I’m guessing that the bible college training my youth leaders had received hadn’t exactly prepared them for the onslaught of questions I had about pretty much every story we covered. Why would a loving God ask Abraham to kill his own child? Come to think of it, why would God do pretty much the same thing to his own son, setting up Jesus to be the ultimate fall guy for something he didn’t do? If Jesus could forgive peoples’ sins in the New Testament, why did he have to die for our sins? Was it a problem of volume? And what about the poor schmucks who died before Jesus came along? Or people who never heard about him?
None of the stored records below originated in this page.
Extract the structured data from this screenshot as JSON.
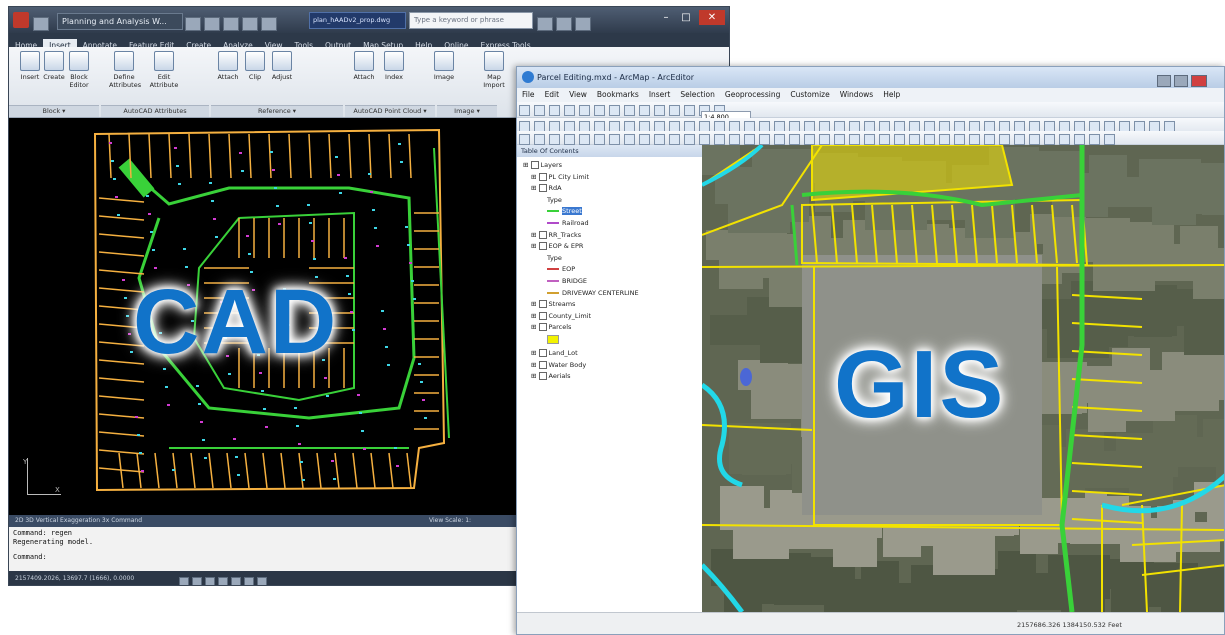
{
  "cad": {
    "title": "Planning and Analysis W...",
    "doc_tab": "plan_hAADv2_prop.dwg",
    "search_placeholder": "Type a keyword or phrase",
    "tabs": [
      "Home",
      "Insert",
      "Annotate",
      "Feature Edit",
      "Create",
      "Analyze",
      "View",
      "Tools",
      "Output",
      "Map Setup",
      "Help",
      "Online",
      "Express Tools"
    ],
    "active_tab": "Insert",
    "tools": [
      "Insert",
      "Create",
      "Block Editor",
      "Define Attributes",
      "Edit Attribute",
      "Attach",
      "Clip",
      "Adjust",
      "Attach",
      "Index",
      "Image",
      "Map Import"
    ],
    "panels": [
      "Block ▾",
      "AutoCAD Attributes",
      "Reference ▾",
      "AutoCAD Point Cloud ▾",
      "Image ▾"
    ],
    "status_left": "2D  3D  Vertical Exaggeration  3x  Command",
    "view_scale": "View Scale: 1:",
    "command_lines": [
      "Command: regen",
      "Regenerating model.",
      "Command:"
    ],
    "coords": "2157409.2026, 13697.7 (1666), 0.0000",
    "big_label": "CAD"
  },
  "gis": {
    "title": "Parcel Editing.mxd - ArcMap - ArcEditor",
    "menu": [
      "File",
      "Edit",
      "View",
      "Bookmarks",
      "Insert",
      "Selection",
      "Geoprocessing",
      "Customize",
      "Windows",
      "Help"
    ],
    "scale": "1:4,800",
    "toc_title": "Table Of Contents",
    "layers": [
      {
        "label": "Layers",
        "indent": 0,
        "kind": "group"
      },
      {
        "label": "PL City Limit",
        "indent": 1,
        "kind": "layer"
      },
      {
        "label": "RdA",
        "indent": 1,
        "kind": "layer"
      },
      {
        "label": "Type",
        "indent": 3,
        "kind": "text"
      },
      {
        "label": "Street",
        "indent": 3,
        "kind": "sym",
        "color": "#39d139",
        "selected": true
      },
      {
        "label": "Railroad",
        "indent": 3,
        "kind": "sym",
        "color": "#b04ac9"
      },
      {
        "label": "RR_Tracks",
        "indent": 1,
        "kind": "layer"
      },
      {
        "label": "EOP & EPR",
        "indent": 1,
        "kind": "layer"
      },
      {
        "label": "Type",
        "indent": 3,
        "kind": "text"
      },
      {
        "label": "EOP",
        "indent": 3,
        "kind": "sym",
        "color": "#d04040"
      },
      {
        "label": "BRIDGE",
        "indent": 3,
        "kind": "sym",
        "color": "#c060c0"
      },
      {
        "label": "DRIVEWAY CENTERLINE",
        "indent": 3,
        "kind": "sym",
        "color": "#d1a030"
      },
      {
        "label": "Streams",
        "indent": 1,
        "kind": "layer"
      },
      {
        "label": "County_Limit",
        "indent": 1,
        "kind": "layer"
      },
      {
        "label": "Parcels",
        "indent": 1,
        "kind": "layer"
      },
      {
        "label": "",
        "indent": 3,
        "kind": "swatch",
        "color": "#f2f200"
      },
      {
        "label": "Land_Lot",
        "indent": 1,
        "kind": "layer"
      },
      {
        "label": "Water Body",
        "indent": 1,
        "kind": "layer"
      },
      {
        "label": "Aerials",
        "indent": 1,
        "kind": "layer"
      }
    ],
    "status": "2157686.326  1384150.532 Feet",
    "big_label": "GIS"
  },
  "colors": {
    "label_blue": "#1173c9",
    "parcel_yellow": "#f2e200",
    "road_green": "#39d139",
    "water_cyan": "#22d8e8",
    "cad_lot": "#f5b040"
  }
}
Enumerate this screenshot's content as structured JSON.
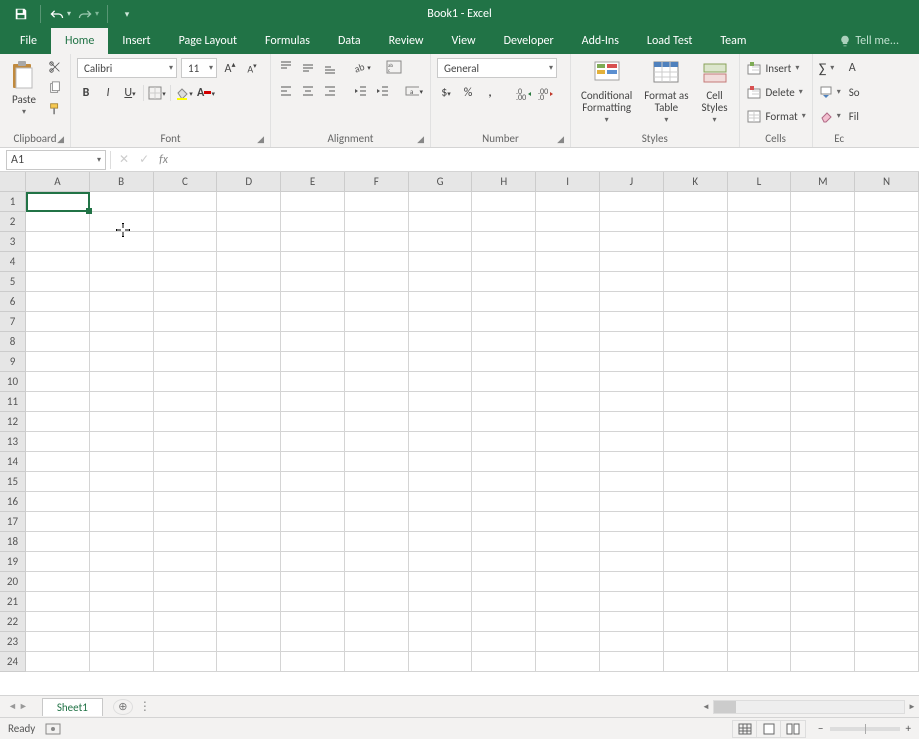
{
  "titlebar": {
    "app_title": "Book1 - Excel"
  },
  "tabs": {
    "file": "File",
    "items": [
      "Home",
      "Insert",
      "Page Layout",
      "Formulas",
      "Data",
      "Review",
      "View",
      "Developer",
      "Add-Ins",
      "Load Test",
      "Team"
    ],
    "active": "Home",
    "tell_me": "Tell me..."
  },
  "ribbon": {
    "clipboard": {
      "paste": "Paste",
      "label": "Clipboard"
    },
    "font": {
      "name": "Calibri",
      "size": "11",
      "label": "Font",
      "bold": "B",
      "italic": "I",
      "underline": "U"
    },
    "alignment": {
      "label": "Alignment"
    },
    "number": {
      "format": "General",
      "label": "Number",
      "currency": "$",
      "percent": "%",
      "comma": ","
    },
    "styles": {
      "conditional": "Conditional\nFormatting",
      "table": "Format as\nTable",
      "cell": "Cell\nStyles",
      "label": "Styles"
    },
    "cells": {
      "insert": "Insert",
      "delete": "Delete",
      "format": "Format",
      "label": "Cells"
    },
    "editing": {
      "sort": "So",
      "fil": "Fil",
      "label": "Ec"
    }
  },
  "formulabar": {
    "name_box": "A1",
    "formula": ""
  },
  "grid": {
    "columns": [
      "A",
      "B",
      "C",
      "D",
      "E",
      "F",
      "G",
      "H",
      "I",
      "J",
      "K",
      "L",
      "M",
      "N"
    ],
    "rows": [
      "1",
      "2",
      "3",
      "4",
      "5",
      "6",
      "7",
      "8",
      "9",
      "10",
      "11",
      "12",
      "13",
      "14",
      "15",
      "16",
      "17",
      "18",
      "19",
      "20",
      "21",
      "22",
      "23",
      "24"
    ],
    "selected_cell": "A1"
  },
  "sheet_tabs": {
    "active": "Sheet1"
  },
  "statusbar": {
    "ready": "Ready"
  }
}
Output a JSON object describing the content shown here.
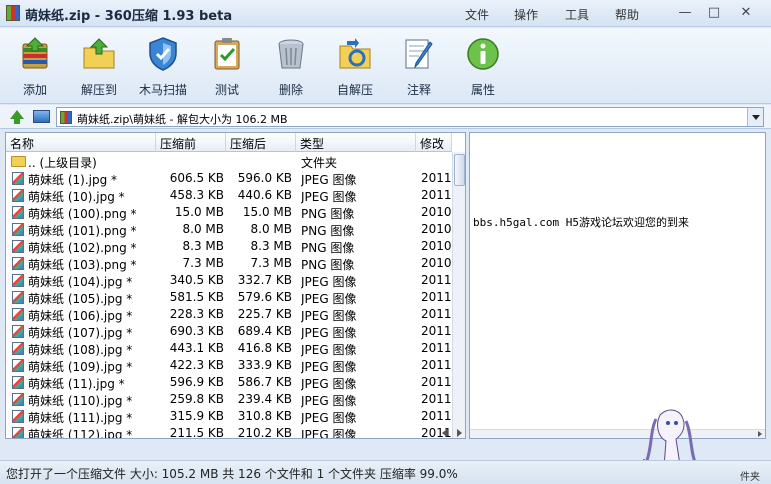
{
  "window": {
    "title": "萌妹纸.zip - 360压缩 1.93 beta",
    "menus": [
      "文件",
      "操作",
      "工具",
      "帮助"
    ],
    "controls": [
      "minimize",
      "maximize",
      "close"
    ]
  },
  "toolbar": {
    "buttons": [
      {
        "label": "添加",
        "icon": "add-archive-icon"
      },
      {
        "label": "解压到",
        "icon": "extract-to-folder-icon"
      },
      {
        "label": "木马扫描",
        "icon": "shield-scan-icon"
      },
      {
        "label": "测试",
        "icon": "test-clipboard-icon"
      },
      {
        "label": "删除",
        "icon": "trash-bin-icon"
      },
      {
        "label": "自解压",
        "icon": "self-extract-folder-icon"
      },
      {
        "label": "注释",
        "icon": "comment-pen-icon"
      },
      {
        "label": "属性",
        "icon": "info-icon"
      }
    ]
  },
  "address": {
    "path": "萌妹纸.zip\\萌妹纸 - 解包大小为 106.2 MB"
  },
  "filelist": {
    "columns": [
      "名称",
      "压缩前",
      "压缩后",
      "类型",
      "修改"
    ],
    "rows": [
      {
        "name": ".. (上级目录)",
        "size": "",
        "packed": "",
        "type": "文件夹",
        "date": "",
        "icon": "folder-icon"
      },
      {
        "name": "萌妹纸 (1).jpg *",
        "size": "606.5 KB",
        "packed": "596.0 KB",
        "type": "JPEG 图像",
        "date": "2011",
        "icon": "image-file-icon"
      },
      {
        "name": "萌妹纸 (10).jpg *",
        "size": "458.3 KB",
        "packed": "440.6 KB",
        "type": "JPEG 图像",
        "date": "2011",
        "icon": "image-file-icon"
      },
      {
        "name": "萌妹纸 (100).png *",
        "size": "15.0 MB",
        "packed": "15.0 MB",
        "type": "PNG 图像",
        "date": "2010",
        "icon": "image-file-icon"
      },
      {
        "name": "萌妹纸 (101).png *",
        "size": "8.0 MB",
        "packed": "8.0 MB",
        "type": "PNG 图像",
        "date": "2010",
        "icon": "image-file-icon"
      },
      {
        "name": "萌妹纸 (102).png *",
        "size": "8.3 MB",
        "packed": "8.3 MB",
        "type": "PNG 图像",
        "date": "2010",
        "icon": "image-file-icon"
      },
      {
        "name": "萌妹纸 (103).png *",
        "size": "7.3 MB",
        "packed": "7.3 MB",
        "type": "PNG 图像",
        "date": "2010",
        "icon": "image-file-icon"
      },
      {
        "name": "萌妹纸 (104).jpg *",
        "size": "340.5 KB",
        "packed": "332.7 KB",
        "type": "JPEG 图像",
        "date": "2011",
        "icon": "image-file-icon"
      },
      {
        "name": "萌妹纸 (105).jpg *",
        "size": "581.5 KB",
        "packed": "579.6 KB",
        "type": "JPEG 图像",
        "date": "2011",
        "icon": "image-file-icon"
      },
      {
        "name": "萌妹纸 (106).jpg *",
        "size": "228.3 KB",
        "packed": "225.7 KB",
        "type": "JPEG 图像",
        "date": "2011",
        "icon": "image-file-icon"
      },
      {
        "name": "萌妹纸 (107).jpg *",
        "size": "690.3 KB",
        "packed": "689.4 KB",
        "type": "JPEG 图像",
        "date": "2011",
        "icon": "image-file-icon"
      },
      {
        "name": "萌妹纸 (108).jpg *",
        "size": "443.1 KB",
        "packed": "416.8 KB",
        "type": "JPEG 图像",
        "date": "2011",
        "icon": "image-file-icon"
      },
      {
        "name": "萌妹纸 (109).jpg *",
        "size": "422.3 KB",
        "packed": "333.9 KB",
        "type": "JPEG 图像",
        "date": "2011",
        "icon": "image-file-icon"
      },
      {
        "name": "萌妹纸 (11).jpg *",
        "size": "596.9 KB",
        "packed": "586.7 KB",
        "type": "JPEG 图像",
        "date": "2011",
        "icon": "image-file-icon"
      },
      {
        "name": "萌妹纸 (110).jpg *",
        "size": "259.8 KB",
        "packed": "239.4 KB",
        "type": "JPEG 图像",
        "date": "2011",
        "icon": "image-file-icon"
      },
      {
        "name": "萌妹纸 (111).jpg *",
        "size": "315.9 KB",
        "packed": "310.8 KB",
        "type": "JPEG 图像",
        "date": "2011",
        "icon": "image-file-icon"
      },
      {
        "name": "萌妹纸 (112).jpg *",
        "size": "211.5 KB",
        "packed": "210.2 KB",
        "type": "JPEG 图像",
        "date": "2011",
        "icon": "image-file-icon"
      }
    ]
  },
  "comment_panel": {
    "text": "bbs.h5gal.com   H5游戏论坛欢迎您的到来"
  },
  "statusbar": {
    "text": "您打开了一个压缩文件 大小: 105.2 MB 共 126 个文件和 1 个文件夹 压缩率 99.0%",
    "watermark_tail": "件夹"
  },
  "colors": {
    "accent": "#2c6fc0",
    "chrome_bg": "#dfe9f5",
    "border": "#8da5c4"
  }
}
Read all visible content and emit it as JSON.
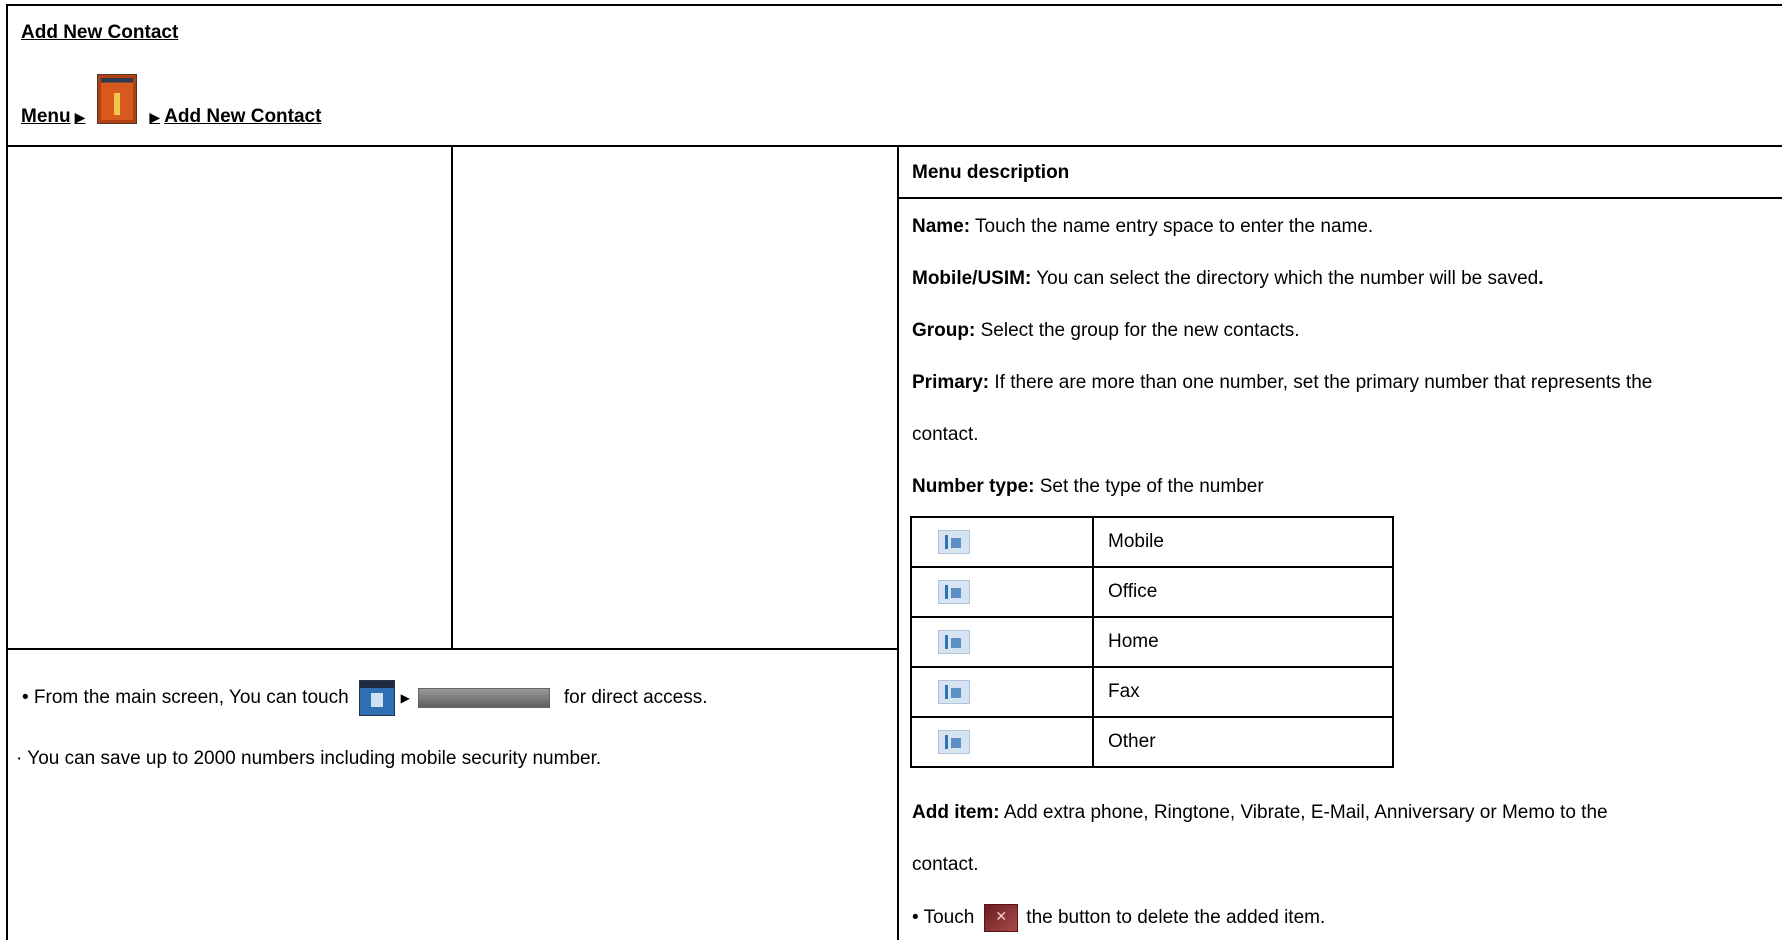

How about my friends from school, half of whom were Jewish? Weren’t they worshipping the same God we were? Wasn’t Jesus a Jew? Would God seriously throw his Chosen People under the bus because they didn’t take some pledge of fidelity to Jesus as their lord and savior? And where in scripture is this oath we all take anyway?
What about my dad? Sure, he’s not perfect, and he never goes to church. Our relationship is hardly perfect; ‘Awesome Family’ magazine isn’t exactly panting to feature us on next month’s cover, but he loves me. I know it. And I love him.
Sorry kid, but your dad and all those other people are screwed.
So I started doing some thinking on my own about this God they were presenting to me. He made us imperfect, gave us free rein to make our own choices, seems to have set up a world where we’re doomed to fail, and then He tosses us into a pit of eternal fire (which God also made) if we don’t take some pledge that Christians invented some time after Jesus’ death and before I came along.
If that’s what this whole Christianity thing is about, and if the rest of my life is supposed to be committed to saving other people from this pit of despair created by the God we’re supposed to worship and love, then I’m not sure I want to have anything to do with it.
And that’s when my youth minister threw the Bible at me. I was impertinent and brash as a teenager (as teenagers tend to be), so it’s understandable that I annoyed him. But I was invited to leave the church for good after that, which then led to my absence from organized religion for a decade.
Why do we do this? Why do we alienate and push out people who don’t believe or claim the “right things?” When our ideologies are more important than the people we bring together in community, we risk all manner of damage. But the fact is, Jesus got in trouble all the time for reaching out to and being in community with, the “wrong people.”
He didn’t make them sign a statement of faith first.
He didn’t tell them they had to be baptized first.
He befriended them, welcomed them and even served them, regardless of who they were, what they had believed or done. We could learn a lot from that.
If we as followers of Jesus are intent on appearing more like the messiah we clim than the world sees us today, maybe it’s time to act like him.